▶ **Task requirements**:
From the entries below, give the number of lines where the word "into" occurs, and nothing else.

Items from an interface collection
——

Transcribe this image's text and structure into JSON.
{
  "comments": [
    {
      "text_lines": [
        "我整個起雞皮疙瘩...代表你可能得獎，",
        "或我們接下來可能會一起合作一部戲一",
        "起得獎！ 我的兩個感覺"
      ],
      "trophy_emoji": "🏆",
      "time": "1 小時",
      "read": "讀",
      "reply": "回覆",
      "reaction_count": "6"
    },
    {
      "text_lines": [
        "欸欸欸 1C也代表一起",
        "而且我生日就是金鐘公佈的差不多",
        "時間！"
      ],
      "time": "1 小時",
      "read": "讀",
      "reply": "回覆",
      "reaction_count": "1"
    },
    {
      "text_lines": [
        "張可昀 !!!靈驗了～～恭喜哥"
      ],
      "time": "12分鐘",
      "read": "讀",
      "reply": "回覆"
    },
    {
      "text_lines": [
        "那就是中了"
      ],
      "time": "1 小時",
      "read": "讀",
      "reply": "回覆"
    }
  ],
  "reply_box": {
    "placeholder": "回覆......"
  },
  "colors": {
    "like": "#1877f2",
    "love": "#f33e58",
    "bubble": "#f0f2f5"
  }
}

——

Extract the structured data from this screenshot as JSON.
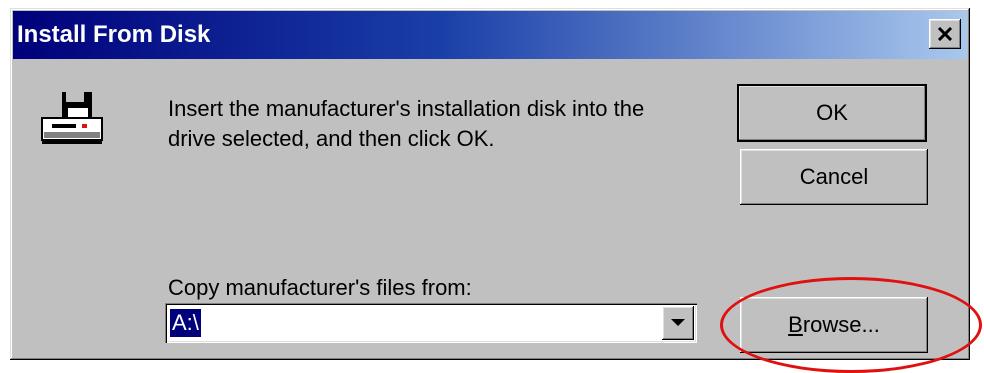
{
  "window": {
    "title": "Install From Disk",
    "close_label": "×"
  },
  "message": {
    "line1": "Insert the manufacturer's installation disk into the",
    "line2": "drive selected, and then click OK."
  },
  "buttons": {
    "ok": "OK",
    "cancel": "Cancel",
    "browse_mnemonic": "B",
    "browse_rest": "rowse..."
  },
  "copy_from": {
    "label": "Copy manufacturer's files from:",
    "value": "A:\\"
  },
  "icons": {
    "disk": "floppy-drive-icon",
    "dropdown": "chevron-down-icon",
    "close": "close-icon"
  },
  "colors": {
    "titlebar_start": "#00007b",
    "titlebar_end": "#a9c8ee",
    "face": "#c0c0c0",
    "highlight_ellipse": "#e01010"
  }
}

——

▶ **Worked solution**:
2